Try it: Find every line below where the string "简体中文" shows up, and copy those lines.

Available data:
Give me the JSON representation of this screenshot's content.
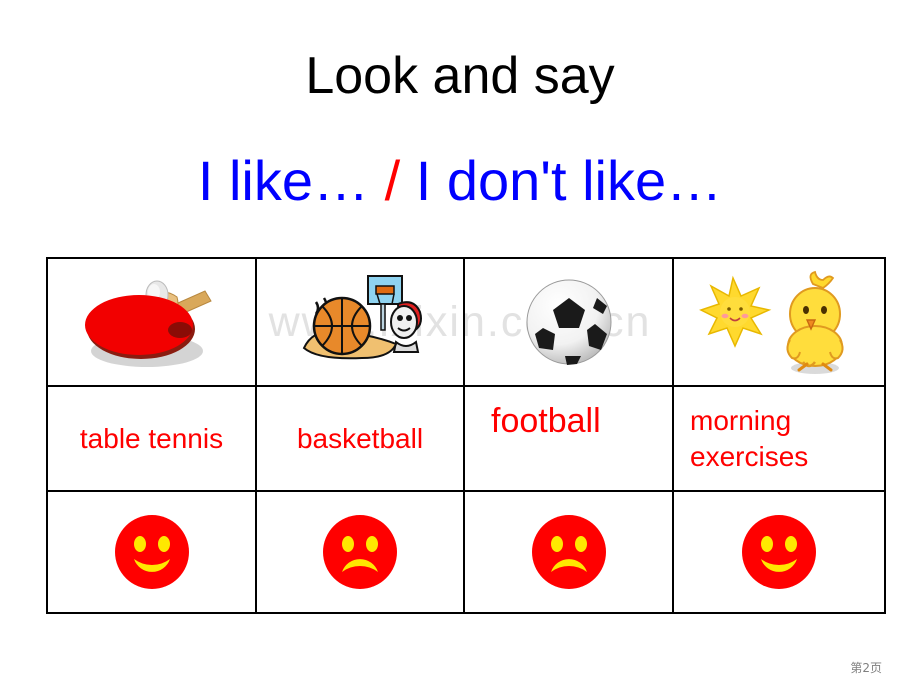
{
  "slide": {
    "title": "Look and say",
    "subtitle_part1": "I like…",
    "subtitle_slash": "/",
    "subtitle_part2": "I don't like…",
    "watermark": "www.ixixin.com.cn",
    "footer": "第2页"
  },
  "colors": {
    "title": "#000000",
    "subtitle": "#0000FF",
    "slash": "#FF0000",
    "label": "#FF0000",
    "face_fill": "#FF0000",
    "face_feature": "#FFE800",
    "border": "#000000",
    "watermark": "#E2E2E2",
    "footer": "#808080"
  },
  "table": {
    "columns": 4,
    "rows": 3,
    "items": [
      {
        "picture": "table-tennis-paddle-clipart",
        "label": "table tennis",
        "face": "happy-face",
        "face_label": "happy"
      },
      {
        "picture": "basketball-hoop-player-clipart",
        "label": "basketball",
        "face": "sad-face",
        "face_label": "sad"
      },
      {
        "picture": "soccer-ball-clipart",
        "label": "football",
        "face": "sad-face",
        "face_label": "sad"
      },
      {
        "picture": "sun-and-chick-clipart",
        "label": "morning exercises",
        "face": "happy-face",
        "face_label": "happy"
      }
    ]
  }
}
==
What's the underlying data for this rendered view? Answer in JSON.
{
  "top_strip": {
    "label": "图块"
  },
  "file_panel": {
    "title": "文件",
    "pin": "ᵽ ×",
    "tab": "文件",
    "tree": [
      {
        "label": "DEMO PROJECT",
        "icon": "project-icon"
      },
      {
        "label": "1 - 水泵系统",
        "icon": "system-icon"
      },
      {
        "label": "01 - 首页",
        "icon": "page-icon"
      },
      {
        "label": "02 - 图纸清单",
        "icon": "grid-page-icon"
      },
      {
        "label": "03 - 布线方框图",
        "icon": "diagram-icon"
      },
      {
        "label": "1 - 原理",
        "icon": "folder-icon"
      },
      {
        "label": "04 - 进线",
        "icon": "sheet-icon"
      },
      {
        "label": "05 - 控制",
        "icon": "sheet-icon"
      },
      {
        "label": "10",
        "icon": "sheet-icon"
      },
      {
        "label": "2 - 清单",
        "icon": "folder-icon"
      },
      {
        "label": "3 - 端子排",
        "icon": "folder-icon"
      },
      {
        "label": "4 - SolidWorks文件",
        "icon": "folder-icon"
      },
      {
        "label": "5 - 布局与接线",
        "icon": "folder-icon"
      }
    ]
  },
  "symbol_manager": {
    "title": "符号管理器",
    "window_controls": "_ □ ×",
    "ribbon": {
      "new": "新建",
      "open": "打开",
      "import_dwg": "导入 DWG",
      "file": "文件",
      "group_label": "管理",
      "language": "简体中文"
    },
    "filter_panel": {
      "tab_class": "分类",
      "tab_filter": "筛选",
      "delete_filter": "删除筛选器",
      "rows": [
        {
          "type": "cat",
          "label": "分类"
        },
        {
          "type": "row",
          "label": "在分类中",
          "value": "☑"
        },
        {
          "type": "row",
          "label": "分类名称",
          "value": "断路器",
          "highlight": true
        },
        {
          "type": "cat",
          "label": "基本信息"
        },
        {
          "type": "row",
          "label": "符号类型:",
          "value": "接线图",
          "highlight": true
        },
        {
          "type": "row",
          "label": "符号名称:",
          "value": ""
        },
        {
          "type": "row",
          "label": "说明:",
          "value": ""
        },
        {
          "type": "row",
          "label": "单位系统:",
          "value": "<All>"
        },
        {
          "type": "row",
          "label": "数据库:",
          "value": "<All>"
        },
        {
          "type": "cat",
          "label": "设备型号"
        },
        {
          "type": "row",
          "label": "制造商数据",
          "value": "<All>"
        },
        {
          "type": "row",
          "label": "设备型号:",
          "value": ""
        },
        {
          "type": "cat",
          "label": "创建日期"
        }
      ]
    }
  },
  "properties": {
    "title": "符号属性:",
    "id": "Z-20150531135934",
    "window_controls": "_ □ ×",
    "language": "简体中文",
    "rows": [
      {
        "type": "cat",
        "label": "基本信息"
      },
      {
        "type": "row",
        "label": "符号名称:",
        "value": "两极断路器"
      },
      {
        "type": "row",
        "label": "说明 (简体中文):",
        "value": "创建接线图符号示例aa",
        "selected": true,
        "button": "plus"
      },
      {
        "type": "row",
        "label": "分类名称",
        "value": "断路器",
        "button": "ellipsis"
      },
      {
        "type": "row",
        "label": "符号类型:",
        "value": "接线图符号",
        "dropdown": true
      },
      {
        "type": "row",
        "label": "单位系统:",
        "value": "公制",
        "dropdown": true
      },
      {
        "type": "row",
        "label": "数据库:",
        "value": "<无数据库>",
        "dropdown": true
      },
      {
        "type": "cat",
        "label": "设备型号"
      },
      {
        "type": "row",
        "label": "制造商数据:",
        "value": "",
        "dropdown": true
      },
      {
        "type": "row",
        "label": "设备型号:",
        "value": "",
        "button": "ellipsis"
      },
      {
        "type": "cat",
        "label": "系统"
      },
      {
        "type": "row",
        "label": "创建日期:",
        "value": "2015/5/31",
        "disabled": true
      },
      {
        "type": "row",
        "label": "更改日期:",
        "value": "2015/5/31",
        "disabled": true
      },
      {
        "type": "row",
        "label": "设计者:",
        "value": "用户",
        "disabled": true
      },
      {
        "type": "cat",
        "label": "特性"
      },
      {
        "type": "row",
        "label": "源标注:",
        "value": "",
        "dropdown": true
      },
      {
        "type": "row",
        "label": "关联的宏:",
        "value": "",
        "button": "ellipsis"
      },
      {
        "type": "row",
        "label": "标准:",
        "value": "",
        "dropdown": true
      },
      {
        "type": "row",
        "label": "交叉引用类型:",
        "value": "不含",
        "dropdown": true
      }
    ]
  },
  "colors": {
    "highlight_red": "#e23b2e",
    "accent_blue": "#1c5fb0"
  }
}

Result:
      "language": "简体中文"
    "language": "简体中文",
        "label": "说明 (简体中文):",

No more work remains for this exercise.